The recent drop in oil prices and the stock market has created a number of bargains in the oil sector. The following are two stocks that are oversold, trade at or below book value, and are now providing longer-term investors with a solid buying opportunity:
Marathon Oil (MRO) is starting too look too cheap to pass up as it has given back nearly all the gains made in 2012. It has been a roller coaster ride for shareholders since the shares started the year at about $24, then surged to about $35 in February, but recently dropped back to about $24. This company has a lot going for it, and much of the decline is based on external factors like the recent drop in oil and the ever-weakening stock market. The lower share price could be a buying opportunity for a number of reasons. Marathon shares are now trading near book value, which is $24.81. It's also trading for just around 7 times earnings, and it offers a dividend that has room to rise in the future.
The company recently reported first-quarter 2012 adjusted net income of $478 million, or 67 cents per diluted share, which was slightly lower when compared to adjusted net income of $552 million, or 78 cents per diluted share, for the fourth quarter of 2011. The company plans to fuel growth with its oil shale assets in the North Dakota Bakken and South Texas Eagle Ford. With these high-potential projects the company projects a 2012 annual average of 27,500 net boed and 38,000 net boed by 2016. This would be a 15% increase from the company's previous 33,000 net boed projection. The best news is that Marathon's production from the Bakken is approximately 95% oil. While this stock could go lower if oil continues to drop, it looks cheap enough to start accumulating now.
Key Data Points For Marathon Oil:
- Current Share Price: $24.81
- 52-Week Range: $19.13 to $54.23
- Dividend: 68 cents, which provides a yield of 2.6%
- 2012 Earnings Estimate: $3.45 per share
- 2013 Earnings Estimate: $4.16 per share
- P/E Ratio: about 7 times earnings

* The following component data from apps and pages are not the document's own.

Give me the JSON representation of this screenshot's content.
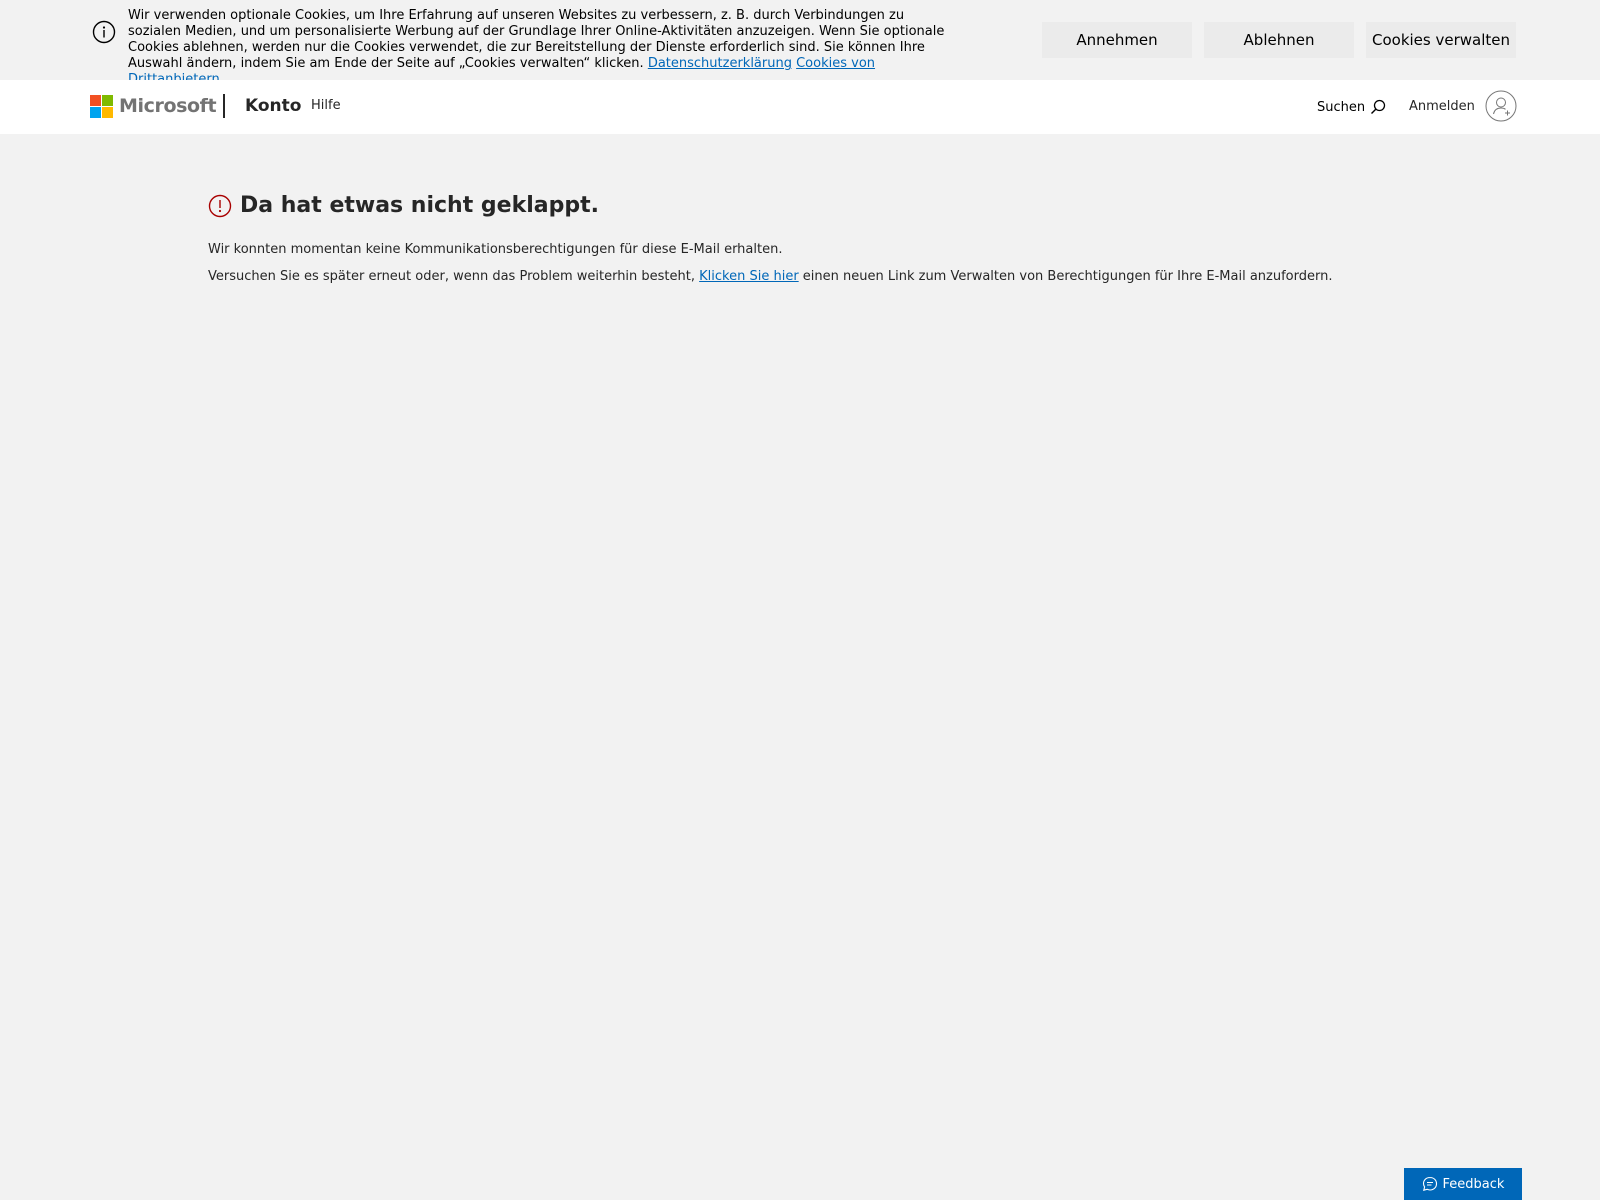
{
  "cookie_banner": {
    "text": "Wir verwenden optionale Cookies, um Ihre Erfahrung auf unseren Websites zu verbessern, z. B. durch Verbindungen zu sozialen Medien, und um personalisierte Werbung auf der Grundlage Ihrer Online-Aktivitäten anzuzeigen. Wenn Sie optionale Cookies ablehnen, werden nur die Cookies verwendet, die zur Bereitstellung der Dienste erforderlich sind. Sie können Ihre Auswahl ändern, indem Sie am Ende der Seite auf „Cookies verwalten“ klicken.",
    "privacy_link": "Datenschutzerklärung",
    "third_party_link": "Cookies von Drittanbietern",
    "accept_label": "Annehmen",
    "reject_label": "Ablehnen",
    "manage_label": "Cookies verwalten"
  },
  "header": {
    "logo_text": "Microsoft",
    "brand": "Konto",
    "nav_help": "Hilfe",
    "search_label": "Suchen",
    "signin_label": "Anmelden"
  },
  "main": {
    "error_title": "Da hat etwas nicht geklappt.",
    "message_1": "Wir konnten momentan keine Kommunikationsberechtigungen für diese E-Mail erhalten.",
    "message_2_before": "Versuchen Sie es später erneut oder, wenn das Problem weiterhin besteht, ",
    "message_2_link": "Klicken Sie hier",
    "message_2_after": " einen neuen Link zum Verwalten von Berechtigungen für Ihre E-Mail anzufordern."
  },
  "feedback": {
    "label": "Feedback"
  },
  "colors": {
    "accent": "#0067b8",
    "error": "#a80000",
    "background": "#f2f2f2"
  }
}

Valero Energy (VLO) operates refineries, fueling stations and convenience stores. Valero shares are now valued at just about 6 times earnings and trade below book value, which is $28.86 per share. The refining business has been tough due to weak profit margins, but, seasonally, margins tend to improve as demand for gas rises before and during the summer driving season. Another leading refiner was recently the subject of a takeover, and private equity firms like Carlyle Group (CG) have been looking to buy refinery assets. With private equity firms showing interest in this sector, it could be at or near the bottom in terms of valuation. Valero is also piquing the interest of world famous oil investor T. Boone Pickens. His investment firm, BP Capital, just announced that it bought shares of Valero in the first quarter of 2012, with a transaction value of about $4.8 million. When "smart money" investors like Pickens start buying Valero, investors should probably do the same.

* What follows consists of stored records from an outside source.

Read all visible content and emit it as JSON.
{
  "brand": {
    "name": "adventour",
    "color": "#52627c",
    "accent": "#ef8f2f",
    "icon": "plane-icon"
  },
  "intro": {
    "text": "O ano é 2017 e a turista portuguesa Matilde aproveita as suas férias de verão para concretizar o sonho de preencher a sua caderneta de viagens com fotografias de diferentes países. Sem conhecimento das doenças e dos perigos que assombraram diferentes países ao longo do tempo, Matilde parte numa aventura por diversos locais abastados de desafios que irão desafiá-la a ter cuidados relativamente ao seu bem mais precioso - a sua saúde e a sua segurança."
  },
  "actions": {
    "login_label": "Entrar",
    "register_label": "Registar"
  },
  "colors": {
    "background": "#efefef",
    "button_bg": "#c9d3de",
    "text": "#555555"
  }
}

Key Data Points For Valero:
- Current Share Price: $21.52
- 52-Week Range: $16.40 to $28.68
- Dividend: 60 cents, which provides a yield of 2.7%
- 2012 Earnings Estimate: $3.69 per share

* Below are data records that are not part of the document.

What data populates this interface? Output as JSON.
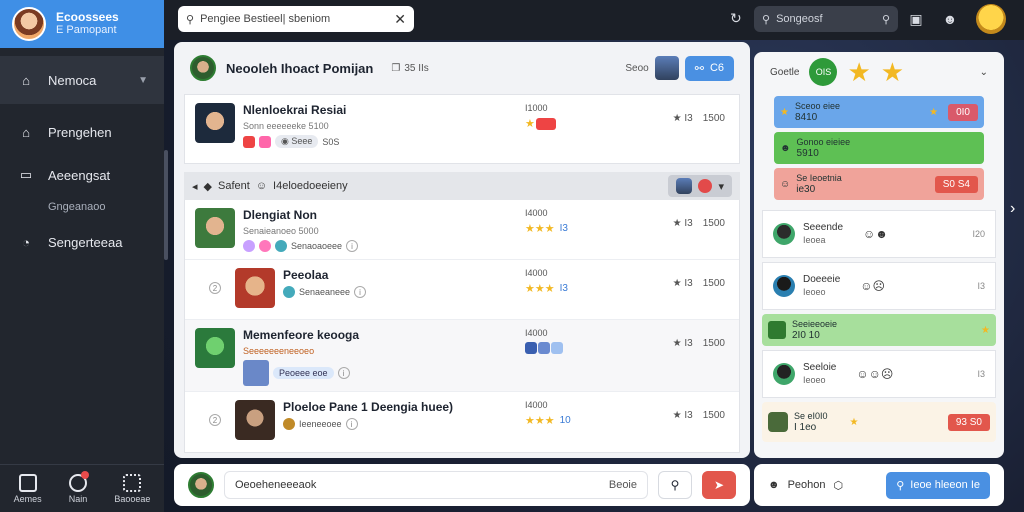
{
  "brand": {
    "title": "Ecoossees",
    "subtitle": "E Pamopant"
  },
  "sidebar": {
    "items": [
      {
        "label": "Nemoca",
        "icon": "home-icon"
      },
      {
        "label": "Prengehen",
        "icon": "home-outline-icon"
      },
      {
        "label": "Aeeengsat",
        "sub": "Gngeanaoo",
        "icon": "chat-icon"
      },
      {
        "label": "Sengerteeaa",
        "icon": "chat-bubble-icon"
      }
    ],
    "bottom": [
      {
        "label": "Aemes",
        "icon": "grid-icon"
      },
      {
        "label": "Nain",
        "icon": "notification-icon"
      },
      {
        "label": "Baooeae",
        "icon": "puzzle-icon"
      }
    ]
  },
  "topbar": {
    "search_placeholder": "Pengiee Bestieel| sbeniom",
    "search2_placeholder": "Songeosf"
  },
  "main": {
    "title": "Neooleh Ihoact Pomijan",
    "meta": "35 IIs",
    "hdr_label": "Seoo",
    "hdr_btn": "C6",
    "rows": [
      {
        "title": "Nlenloekrai Resiai",
        "sub": "Sonn eeeeeeke 5100",
        "tags": "S0S",
        "mid_top": "I1000",
        "mid_val": "",
        "right_a": "I3",
        "right_b": "1500"
      },
      {
        "title": "Dlengiat Non",
        "sub": "Senaieanoeo 5000",
        "tags": "Senaoaoeee",
        "mid_top": "I4000",
        "mid_val": "I3",
        "right_a": "I3",
        "right_b": "1500"
      },
      {
        "title": "Peeolaa",
        "sub": "",
        "tags": "Senaeaneee",
        "mid_top": "I4000",
        "mid_val": "I3",
        "right_a": "I3",
        "right_b": "1500"
      },
      {
        "title": "Memenfeore keooga",
        "sub": "Seeeeeeeneeoeo",
        "tags": "Peoeee eoe",
        "mid_top": "I4000",
        "mid_val": "",
        "right_a": "I3",
        "right_b": "1500"
      },
      {
        "title": "Ploeloe Pane 1 Deengia huee)",
        "sub": "",
        "tags": "Ieeneeoee",
        "mid_top": "I4000",
        "mid_val": "10",
        "right_a": "I3",
        "right_b": "1500"
      }
    ],
    "section": {
      "label": "Safent",
      "sub": "I4eloedoeeieny"
    }
  },
  "bottombar": {
    "comment_placeholder": "Oeoeheneeeaok",
    "comment_right": "Beoie"
  },
  "right": {
    "header_label": "Goetle",
    "green_badge": "OIS",
    "strips": [
      {
        "a": "Sceoo eiee",
        "b": "8410",
        "chip": "0I0"
      },
      {
        "a": "Gonoo eieiee",
        "b": "5910",
        "chip": ""
      },
      {
        "a": "Se Ieoetnia",
        "b": "ie30",
        "chip": "S0 S4"
      },
      {
        "a": "Seeieeoeie",
        "b": "2I0 10",
        "chip": ""
      },
      {
        "a": "Se eI0I0",
        "b": "I 1eo",
        "chip": "93 S0"
      }
    ],
    "users": [
      {
        "name": "Seeende",
        "sub": "Ieoea",
        "num": "I20"
      },
      {
        "name": "Doeeeie",
        "sub": "Ieoeo",
        "num": "I3"
      },
      {
        "name": "Seeloie",
        "sub": "Ieoeo",
        "num": "I3"
      }
    ]
  },
  "right_bottom": {
    "label": "Peohon",
    "cta": "Ieoe hleeon Ie"
  }
}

- 2013 Earnings Estimate: $4.44 per share
- P/E Ratio: about 6 times earnings
Data is sourced from Yahoo Finance.
Disclaimer: No guarantees or representations are made. Please consult a financial advisor before making investments.